* [What you need to do]:
Lines holding the string "localhost" are the ones to copy from this listing.

* [Information given]:
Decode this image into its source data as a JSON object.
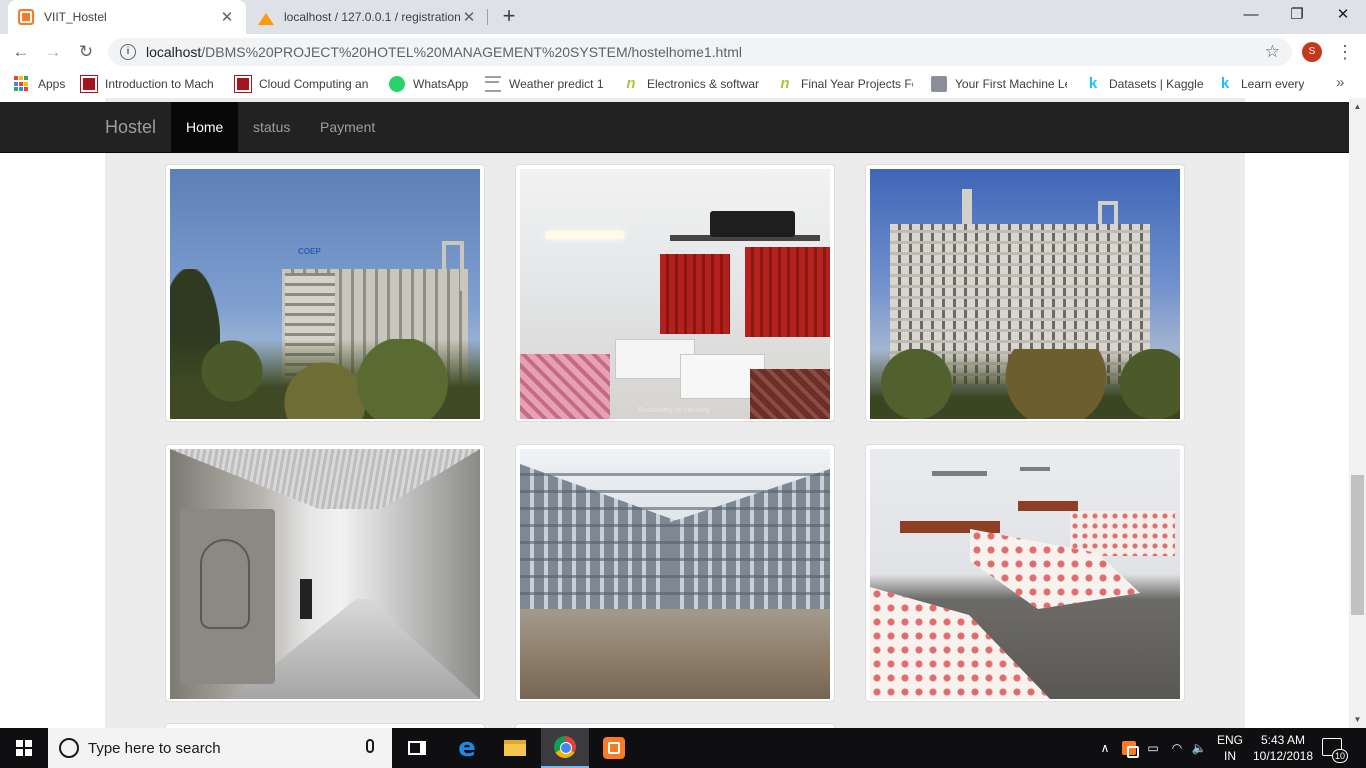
{
  "browser": {
    "tabs": [
      {
        "title": "VIIT_Hostel",
        "icon": "xampp-icon",
        "active": true
      },
      {
        "title": "localhost / 127.0.0.1 / registration",
        "icon": "phpmyadmin-icon",
        "active": false
      }
    ],
    "new_tab": "+",
    "window_controls": {
      "minimize": "—",
      "restore": "❐",
      "close": "✕"
    },
    "url": {
      "host": "localhost",
      "path": "/DBMS%20PROJECT%20HOTEL%20MANAGEMENT%20SYSTEM/hostelhome1.html"
    },
    "profile_initial": "S",
    "bookmarks": [
      {
        "label": "Apps",
        "icon": "apps-grid-icon"
      },
      {
        "label": "Introduction to Mach",
        "icon": "coursera-icon"
      },
      {
        "label": "Cloud Computing an",
        "icon": "coursera-icon"
      },
      {
        "label": "WhatsApp",
        "icon": "whatsapp-icon"
      },
      {
        "label": "Weather predict 1",
        "icon": "weather-icon"
      },
      {
        "label": "Electronics & softwar",
        "icon": "n-logo-icon"
      },
      {
        "label": "Final Year Projects Fo",
        "icon": "n-logo-icon"
      },
      {
        "label": "Your First Machine Le",
        "icon": "person-icon"
      },
      {
        "label": "Datasets | Kaggle",
        "icon": "kaggle-icon"
      },
      {
        "label": "Learn every",
        "icon": "kaggle-icon"
      }
    ],
    "bookmarks_more": "»"
  },
  "site": {
    "brand": "Hostel",
    "nav": [
      {
        "label": "Home",
        "active": true
      },
      {
        "label": "status",
        "active": false
      },
      {
        "label": "Payment",
        "active": false
      }
    ],
    "gallery_watermark": "Exclusively on Housing",
    "building_sign": "COEP"
  },
  "taskbar": {
    "search_placeholder": "Type here to search",
    "language": "ENG",
    "region": "IN",
    "time": "5:43 AM",
    "date": "10/12/2018",
    "notifications": "10"
  },
  "colors": {
    "navbar_bg": "#222222",
    "navbar_active_bg": "#080808",
    "page_bg": "#ececec",
    "xampp_orange": "#fb7a24"
  }
}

* [The completed task]:
        "title": "localhost / 127.0.0.1 / registration",
      "host": "localhost",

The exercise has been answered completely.